The proposed law would include both public and private institutions of higher learning, but would grant private schools the right to enact their own prohibitions on carrying concealed weapons if they choose.
If the bill is approved during the current legislative session in Austin -- and backers say they have lined up enough co-sponsors in the House and Senate to virtually ensure passage -- Texas will be bucking a national trend against allowing guns on campuses.
In the past two years, legislators in 19 states have rejected similar proposals to allow the carrying of concealed weapons at colleges and universities, according to the Brady Campaign to Prevent Gun Violence.
That does not surprise John Woods, a graduate student at the University of Texas in Austin who earlier this month helped organize a rally to oppose allowing concealed weapons on the state's college campuses.
Woods was a student at Virginia Tech in 2007 when a student rampaged across the campus, shooting to death 32 victims and wounding 23 others before killing himself. Nearly a year later, a student shot and killed five students and wounded 16 others at Northern Illinois University.
Woods was not near the line of fire in the Virginia Tech shootings, but his girlfriend was among those slain.
"Right after it happened, I thought, 'What would I do in such a situation?' Certainly, a gun came to mind," Woods said. "But everyone who was there told me it all happened too quickly, that a gun would not have helped. I did more research and realized that school shootings are really very rare. But suicide tends to be more common on college campuses, and the presence of a gun tends to make that potential much worse."
Yet concealed-weapons proponents argue that an armed student or professor could have made a difference at Virginia Tech.
"There were students at Virginia Tech who literally sat there videotaping the shooter, who stopped to reload," said Brett Poulos, a student at Texas State University who is the southwest regional director for a group called Students for Concealed Carry on Campus. "One of the students was able to stay on a 911 call for over 5 minutes. So any one of those individuals, if they had a concealed weapon, definitely could have stopped the shooter during one of his reloading sessions."
One thing at least is clear: If the proposed law is approved, there will be more Texans than ever who will be eligible to stash handguns in their backpacks.

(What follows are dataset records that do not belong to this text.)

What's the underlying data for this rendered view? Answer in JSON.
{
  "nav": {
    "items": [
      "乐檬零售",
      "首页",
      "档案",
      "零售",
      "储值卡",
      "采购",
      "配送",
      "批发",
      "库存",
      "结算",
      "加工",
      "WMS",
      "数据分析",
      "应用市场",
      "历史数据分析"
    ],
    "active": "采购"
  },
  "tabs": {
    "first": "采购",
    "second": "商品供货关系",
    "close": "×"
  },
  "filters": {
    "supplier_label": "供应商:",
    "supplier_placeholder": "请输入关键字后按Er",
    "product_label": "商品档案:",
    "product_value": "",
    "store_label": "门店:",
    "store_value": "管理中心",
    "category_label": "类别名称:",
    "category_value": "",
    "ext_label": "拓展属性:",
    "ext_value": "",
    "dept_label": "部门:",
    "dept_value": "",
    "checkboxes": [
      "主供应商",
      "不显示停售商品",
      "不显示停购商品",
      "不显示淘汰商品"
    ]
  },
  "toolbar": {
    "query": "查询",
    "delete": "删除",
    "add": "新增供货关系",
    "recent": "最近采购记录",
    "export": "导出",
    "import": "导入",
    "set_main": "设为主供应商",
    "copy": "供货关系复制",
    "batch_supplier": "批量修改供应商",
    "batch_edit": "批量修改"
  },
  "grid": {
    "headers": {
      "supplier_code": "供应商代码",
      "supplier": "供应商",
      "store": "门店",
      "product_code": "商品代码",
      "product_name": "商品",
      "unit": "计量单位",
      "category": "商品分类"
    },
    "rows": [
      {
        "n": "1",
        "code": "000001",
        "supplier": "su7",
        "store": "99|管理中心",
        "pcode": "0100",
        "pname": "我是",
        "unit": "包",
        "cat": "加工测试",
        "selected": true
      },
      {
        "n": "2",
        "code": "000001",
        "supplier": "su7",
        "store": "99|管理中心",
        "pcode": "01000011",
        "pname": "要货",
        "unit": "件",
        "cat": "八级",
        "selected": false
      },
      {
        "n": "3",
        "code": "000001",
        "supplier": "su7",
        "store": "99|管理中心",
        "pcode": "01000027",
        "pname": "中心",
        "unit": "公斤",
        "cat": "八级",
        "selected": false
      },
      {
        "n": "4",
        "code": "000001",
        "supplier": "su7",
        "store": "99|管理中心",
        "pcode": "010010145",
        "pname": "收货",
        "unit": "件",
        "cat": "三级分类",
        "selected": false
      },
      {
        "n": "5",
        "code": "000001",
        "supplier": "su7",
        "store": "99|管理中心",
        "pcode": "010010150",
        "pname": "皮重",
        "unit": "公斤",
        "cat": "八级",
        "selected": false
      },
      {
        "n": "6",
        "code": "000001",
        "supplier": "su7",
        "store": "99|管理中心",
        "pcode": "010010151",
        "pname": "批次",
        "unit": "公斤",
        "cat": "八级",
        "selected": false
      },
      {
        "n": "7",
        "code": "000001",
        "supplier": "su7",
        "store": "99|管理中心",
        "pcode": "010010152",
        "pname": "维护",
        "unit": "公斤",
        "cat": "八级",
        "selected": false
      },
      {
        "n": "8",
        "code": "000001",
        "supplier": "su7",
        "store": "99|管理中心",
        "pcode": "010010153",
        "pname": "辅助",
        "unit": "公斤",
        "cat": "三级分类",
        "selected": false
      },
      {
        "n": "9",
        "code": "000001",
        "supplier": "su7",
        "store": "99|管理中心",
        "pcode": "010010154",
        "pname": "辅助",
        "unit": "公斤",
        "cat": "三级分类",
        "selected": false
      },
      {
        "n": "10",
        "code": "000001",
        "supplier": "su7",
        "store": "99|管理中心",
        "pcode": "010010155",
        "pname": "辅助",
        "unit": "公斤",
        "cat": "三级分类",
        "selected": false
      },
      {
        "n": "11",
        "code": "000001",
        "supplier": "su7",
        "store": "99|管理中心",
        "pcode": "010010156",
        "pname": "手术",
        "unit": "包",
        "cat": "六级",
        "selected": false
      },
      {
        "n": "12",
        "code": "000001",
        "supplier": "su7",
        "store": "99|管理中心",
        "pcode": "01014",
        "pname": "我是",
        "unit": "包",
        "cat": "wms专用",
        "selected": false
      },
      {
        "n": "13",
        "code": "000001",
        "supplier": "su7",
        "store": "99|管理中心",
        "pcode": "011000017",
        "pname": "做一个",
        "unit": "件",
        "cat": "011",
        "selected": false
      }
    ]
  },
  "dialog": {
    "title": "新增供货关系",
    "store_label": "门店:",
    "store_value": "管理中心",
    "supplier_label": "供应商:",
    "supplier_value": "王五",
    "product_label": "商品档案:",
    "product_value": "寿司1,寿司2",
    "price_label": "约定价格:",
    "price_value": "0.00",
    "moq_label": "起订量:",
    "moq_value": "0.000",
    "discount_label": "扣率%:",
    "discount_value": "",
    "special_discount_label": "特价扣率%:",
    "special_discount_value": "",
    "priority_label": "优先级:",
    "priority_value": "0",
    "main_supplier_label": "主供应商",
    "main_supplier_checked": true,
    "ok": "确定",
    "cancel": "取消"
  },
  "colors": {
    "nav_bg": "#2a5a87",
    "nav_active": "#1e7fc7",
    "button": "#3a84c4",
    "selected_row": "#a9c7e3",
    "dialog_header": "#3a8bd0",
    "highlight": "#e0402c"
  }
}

Applications for concealed handgun licenses jumped to 12,587 in February, up from 7,626 in the same month last year, according to the Texas Department of Public Safety.